*What you will do*:
Copy each line of the following data that contains "Sharing".

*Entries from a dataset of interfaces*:
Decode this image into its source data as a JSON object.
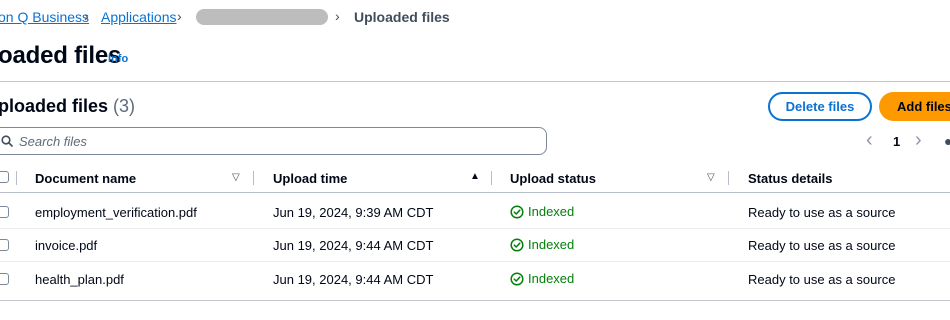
{
  "breadcrumb": {
    "items": [
      {
        "label": "on Q Business"
      },
      {
        "label": "Applications"
      },
      {
        "label": ""
      },
      {
        "label": "Uploaded files"
      }
    ]
  },
  "page": {
    "title": "oaded files",
    "info_label": "Info"
  },
  "section": {
    "title": "ploaded files",
    "count": "(3)",
    "delete_label": "Delete files",
    "add_label": "Add files"
  },
  "search": {
    "placeholder": "Search files",
    "value": ""
  },
  "pagination": {
    "current_page": "1"
  },
  "table": {
    "columns": [
      {
        "label": "Document name",
        "sort": "descending-filter"
      },
      {
        "label": "Upload time",
        "sort": "ascending"
      },
      {
        "label": "Upload status",
        "sort": "descending-filter"
      },
      {
        "label": "Status details"
      }
    ],
    "rows": [
      {
        "name": "employment_verification.pdf",
        "time": "Jun 19, 2024, 9:39 AM CDT",
        "status": "Indexed",
        "details": "Ready to use as a source"
      },
      {
        "name": "invoice.pdf",
        "time": "Jun 19, 2024, 9:44 AM CDT",
        "status": "Indexed",
        "details": "Ready to use as a source"
      },
      {
        "name": "health_plan.pdf",
        "time": "Jun 19, 2024, 9:44 AM CDT",
        "status": "Indexed",
        "details": "Ready to use as a source"
      }
    ]
  },
  "colors": {
    "link": "#0972d3",
    "primary": "#ff9900",
    "success": "#037f0c"
  },
  "icons": {
    "search": "search-icon",
    "chevron_left": "chevron-left-icon",
    "chevron_right": "chevron-right-icon",
    "check_circle": "check-circle-icon",
    "sort": "sort-caret-icon"
  }
}
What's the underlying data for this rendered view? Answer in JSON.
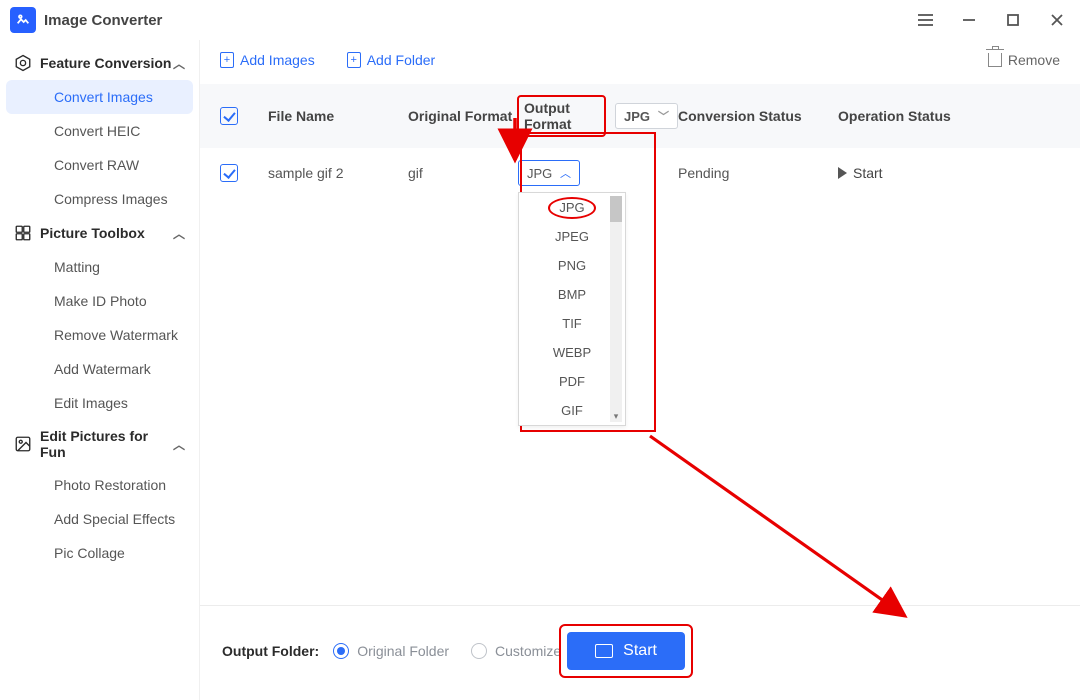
{
  "app": {
    "title": "Image Converter"
  },
  "window_controls": {
    "menu": "menu",
    "minimize": "minimize",
    "maximize": "maximize",
    "close": "close"
  },
  "sidebar": {
    "sections": [
      {
        "title": "Feature Conversion",
        "items": [
          "Convert Images",
          "Convert HEIC",
          "Convert RAW",
          "Compress Images"
        ],
        "active_index": 0
      },
      {
        "title": "Picture Toolbox",
        "items": [
          "Matting",
          "Make ID Photo",
          "Remove Watermark",
          "Add Watermark",
          "Edit Images"
        ]
      },
      {
        "title": "Edit Pictures for Fun",
        "items": [
          "Photo Restoration",
          "Add Special Effects",
          "Pic Collage"
        ]
      }
    ]
  },
  "toolbar": {
    "add_images": "Add Images",
    "add_folder": "Add Folder",
    "remove": "Remove"
  },
  "table": {
    "columns": {
      "file_name": "File Name",
      "original_format": "Original Format",
      "output_format": "Output Format",
      "conversion_status": "Conversion Status",
      "operation_status": "Operation Status"
    },
    "header_output_select": "JPG",
    "rows": [
      {
        "file_name": "sample gif 2",
        "original_format": "gif",
        "output_format_selected": "JPG",
        "conversion_status": "Pending",
        "operation_label": "Start"
      }
    ],
    "output_format_options": [
      "JPG",
      "JPEG",
      "PNG",
      "BMP",
      "TIF",
      "WEBP",
      "PDF",
      "GIF"
    ]
  },
  "footer": {
    "label": "Output Folder:",
    "option_original": "Original Folder",
    "option_customize": "Customize",
    "selected": "original",
    "start": "Start"
  }
}
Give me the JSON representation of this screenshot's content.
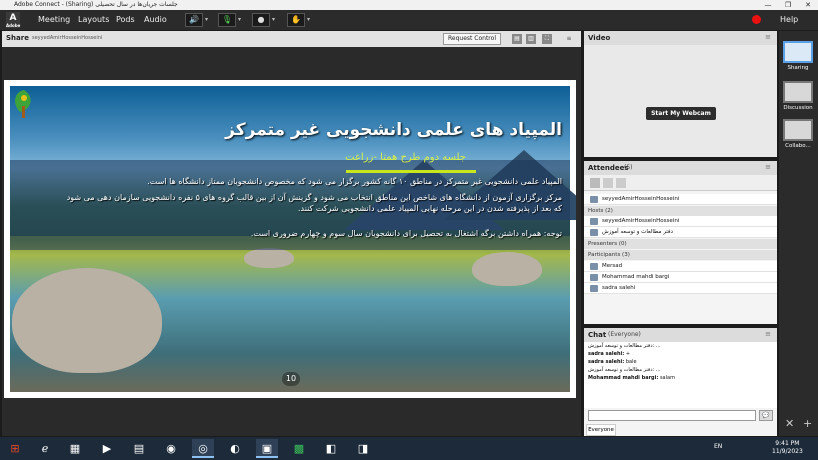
{
  "window": {
    "title": "Adobe Connect - (Sharing) جلسات جریان‌ها در سال تحصیلی",
    "minimize": "—",
    "maximize": "❐",
    "close": "✕"
  },
  "menubar": {
    "logo_letter": "A",
    "logo_sub": "Adobe",
    "items": [
      "Meeting",
      "Layouts",
      "Pods",
      "Audio"
    ],
    "help": "Help"
  },
  "share": {
    "label": "Share",
    "presenter": "seyyedAmirHosseinHosseini",
    "request_control": "Request Control",
    "slide": {
      "title": "المپیاد های علمی دانشجویی غیر متمرکز",
      "subtitle": "جلسه دوم طرح همتا -زراعت",
      "paragraphs": [
        "المپیاد علمی دانشجویی غیر متمرکز در مناطق ۱۰ گانه کشور برگزار می شود که مخصوص دانشجویان ممتاز دانشگاه ها است.",
        "مرکز برگزاری آزمون از دانشگاه های شاخص این مناطق انتخاب می شود و گزینش آن از بین قالب گروه های ۵ نفره دانشجویی سازمان دهی می شود که بعد از پذیرفته شدن در این مرحله نهایی المپیاد علمی دانشجویی شرکت کنند.",
        "توجه: همراه داشتن برگه اشتغال به تحصیل برای دانشجویان سال سوم و چهارم ضروری است."
      ],
      "page_number": "10"
    }
  },
  "video": {
    "label": "Video",
    "start_webcam": "Start My Webcam"
  },
  "attendees": {
    "label": "Attendees",
    "count": "(5)",
    "active_speaker": "seyyedAmirHosseinHosseini",
    "hosts_label": "Hosts (2)",
    "hosts": [
      "seyyedAmirHosseinHosseini",
      "دفتر مطالعات و توسعه آموزش"
    ],
    "presenters_label": "Presenters (0)",
    "participants_label": "Participants (3)",
    "participants": [
      "Mersad",
      "Mohammad mahdi bargi",
      "sadra salehi"
    ]
  },
  "chat": {
    "label": "Chat",
    "scope": "(Everyone)",
    "messages": [
      {
        "who": "",
        "text": "دفتر مطالعات و توسعه آموزش: ..."
      },
      {
        "who": "sadra salehi:",
        "text": "+"
      },
      {
        "who": "sadra salehi:",
        "text": "bale"
      },
      {
        "who": "",
        "text": "دفتر مطالعات و توسعه آموزش: ..."
      },
      {
        "who": "Mohammad mahdi bargi:",
        "text": "salam"
      }
    ],
    "tab": "Everyone",
    "send_icon": "💬"
  },
  "layouts": [
    "Sharing",
    "Discussion",
    "Collabo..."
  ],
  "taskbar": {
    "lang": "EN",
    "time": "9:41 PM",
    "date": "11/9/2023"
  }
}
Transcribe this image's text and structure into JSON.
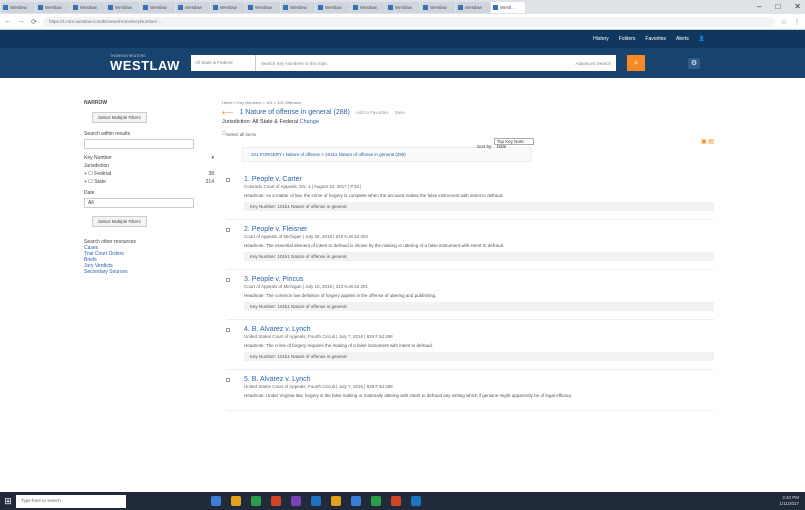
{
  "browser": {
    "tabs": [
      {
        "label": "Westlaw"
      },
      {
        "label": "Westlaw"
      },
      {
        "label": "Westlaw"
      },
      {
        "label": "Westlaw"
      },
      {
        "label": "Westlaw"
      },
      {
        "label": "Westlaw"
      },
      {
        "label": "Westlaw"
      },
      {
        "label": "Westlaw"
      },
      {
        "label": "Westlaw"
      },
      {
        "label": "Westlaw"
      },
      {
        "label": "Westlaw"
      },
      {
        "label": "Westlaw"
      },
      {
        "label": "Westlaw"
      },
      {
        "label": "Westlaw"
      },
      {
        "label": "Westl..."
      }
    ],
    "url": "https://1.next.westlaw.com/Browse/Home/KeyNumber/..."
  },
  "header": {
    "items": [
      "History",
      "Folders",
      "Favorites",
      "Alerts"
    ]
  },
  "toolbar": {
    "brand_top": "THOMSON REUTERS",
    "brand": "WESTLAW",
    "jurisdiction": "All State & Federal",
    "search_placeholder": "Search Key Numbers in this topic",
    "advanced": "Advanced Search"
  },
  "sidebar": {
    "narrow": "NARROW",
    "select_multiple": "Select Multiple Filters",
    "search_within": "Search within results",
    "key_number": "Key Number",
    "jurisdiction": "Jurisdiction",
    "federal": "Federal",
    "federal_count": "38",
    "state": "State",
    "state_count": "214",
    "date": "Date",
    "date_value": "All",
    "select_filters": "Select Multiple Filters",
    "search_other": "Search other resources",
    "other_links": [
      "Cases",
      "Trial Court Orders",
      "Briefs",
      "Jury Verdicts",
      "Secondary Sources"
    ]
  },
  "main": {
    "breadcrumb": "Home > Key Numbers > 101 > 101 Offenses",
    "title": "1 Nature of offense in general (288)",
    "add_fav": "Add to Favorites",
    "save": "Save",
    "jurisdiction_line": "Jurisdiction: All State & Federal",
    "change": "Change",
    "select_all": "Select all items",
    "sort_label": "Sort by:",
    "sort_value": "Top Key Note Date",
    "keynote": "101 FORGERY I Nature of offense > 101k1 Nature of offense in general (288)"
  },
  "results": [
    {
      "n": "1.",
      "title": "People v. Carter",
      "meta": "Colorado Court of Appeals, Div. 1 | August 10, 2017 | P.3d |",
      "headnote": "Headnote: As a matter of law, the crime of forgery is complete when the accused makes the false instrument with intent to defraud.",
      "kc": "Key Number: 101k1 Nature of offense in general"
    },
    {
      "n": "2.",
      "title": "People v. Fleisner",
      "meta": "Court of Appeals of Michigan | July 26, 2018 | 818 N.W.2d 403",
      "headnote": "Headnote: The essential element of intent to defraud is shown by the making or uttering of a false instrument with intent to defraud.",
      "kc": "Key Number: 101k1 Nature of offense in general"
    },
    {
      "n": "3.",
      "title": "People v. Pincus",
      "meta": "Court of Appeals of Michigan | July 10, 2015 | 313 N.W.2d 401",
      "headnote": "Headnote: The common law definition of forgery applies in the offense of uttering and publishing.",
      "kc": "Key Number: 101k1 Nature of offense in general"
    },
    {
      "n": "4.",
      "title": "B. Alvarez v. Lynch",
      "meta": "United States Court of Appeals, Fourth Circuit | July 7, 2016 | 828 F.3d 288",
      "headnote": "Headnote: The crime of forgery requires the making of a false instrument with intent to defraud.",
      "kc": "Key Number: 101k1 Nature of offense in general"
    },
    {
      "n": "5.",
      "title": "B. Alvarez v. Lynch",
      "meta": "United States Court of Appeals, Fourth Circuit | July 7, 2016 | 828 F.3d 288",
      "headnote": "Headnote: Under Virginia law, forgery is the false making or materially altering with intent to defraud any writing which if genuine might apparently be of legal efficacy.",
      "kc": ""
    }
  ],
  "taskbar": {
    "search": "Type here to search",
    "time": "3:40 PM",
    "date": "1/11/2017"
  }
}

*Answer box*:
    "title": "Adobe Connect - (Sharing) جلسات جریان‌ها در سال تحصیلی",
    "Sharing",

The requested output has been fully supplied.